1. The Magistrate has written a well-reasoned judgment which has not been met by the very summary order of the Additional Sessions Judge of Cawnpore. The learned Judge has made the usual mistake of quoting a ruling without discussing it. Certain persons were convicted of gambling in the office of the Deputy Director of Agriculture at Cawnpore. They were menial servants employed there. The learned Judge finds two faults with the conviction: (1) that the warrant did not justify the search of the office building when actually it was directed to the house of the chaukidar, and (2) that an office cannot be called a gaming house, because there was a ruling to that effect of the Calcutta High Court. As I have observed the ruling is not discussed; I have referred to the ruling which contains no reasons whatsoever.
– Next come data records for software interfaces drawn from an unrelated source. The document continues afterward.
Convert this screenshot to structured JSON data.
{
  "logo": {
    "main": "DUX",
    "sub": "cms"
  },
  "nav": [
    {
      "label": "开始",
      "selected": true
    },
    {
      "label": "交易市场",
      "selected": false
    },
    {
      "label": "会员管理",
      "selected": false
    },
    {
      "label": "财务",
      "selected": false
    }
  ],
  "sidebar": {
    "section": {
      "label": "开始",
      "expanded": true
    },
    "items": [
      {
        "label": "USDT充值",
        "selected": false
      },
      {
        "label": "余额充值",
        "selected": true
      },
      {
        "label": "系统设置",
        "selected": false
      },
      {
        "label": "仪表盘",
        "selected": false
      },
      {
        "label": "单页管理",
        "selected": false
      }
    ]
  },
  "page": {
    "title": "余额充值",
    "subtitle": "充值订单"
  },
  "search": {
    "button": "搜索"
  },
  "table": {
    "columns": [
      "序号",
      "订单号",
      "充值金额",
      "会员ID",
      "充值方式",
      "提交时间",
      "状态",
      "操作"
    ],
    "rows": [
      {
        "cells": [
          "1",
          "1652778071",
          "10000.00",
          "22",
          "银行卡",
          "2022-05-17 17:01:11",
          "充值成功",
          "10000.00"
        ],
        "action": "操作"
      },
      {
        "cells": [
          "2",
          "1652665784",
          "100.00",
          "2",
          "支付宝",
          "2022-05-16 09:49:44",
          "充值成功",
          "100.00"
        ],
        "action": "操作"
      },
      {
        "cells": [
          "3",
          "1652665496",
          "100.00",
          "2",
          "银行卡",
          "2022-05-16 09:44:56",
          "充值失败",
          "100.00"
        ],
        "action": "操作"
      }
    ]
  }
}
The definition of a gaming-house in the form of ordinary gaming is 'any house... in which any instruments of gaming are kept or used for the profit or gain of the person owning, occupying, or using such houses by way of charge for the use of such house... place or instruments or otherwise however.' The ruling referred to by the Judge does not explain how the office escapes the definition of a common gaming house when the persons gambling there and receiving profit out of the gambling used the place for such purpose. The words 'using such houses' are not even quoted in the ruling. All that the Judges say is:
We do not think that the premises of Mr. John King and Company can be regarded as a common gambling house even though the durwans may have made some profit out of the gambling which went on there. Because gambling has gone on in the building it does not follow that it is a common gambling house.
2. With all respect there is no discussion as to the use of the house by the durwans for the purposes of gaming. The judgment is by no means illuminating and was not one which the Judge should have followed without any reasoning of his own.
3. As to the warrant, the Magistrate admitted that it was not artistically drawn up but it was clear that it directed search of all the premises of the offices. The chaukidars were residing in the outhouses and had no separate house of their own in Cawnpore. I waited to see if the applicants would be represented in this Court. No vakalatnama so far has been filed. I direct that the record be returned.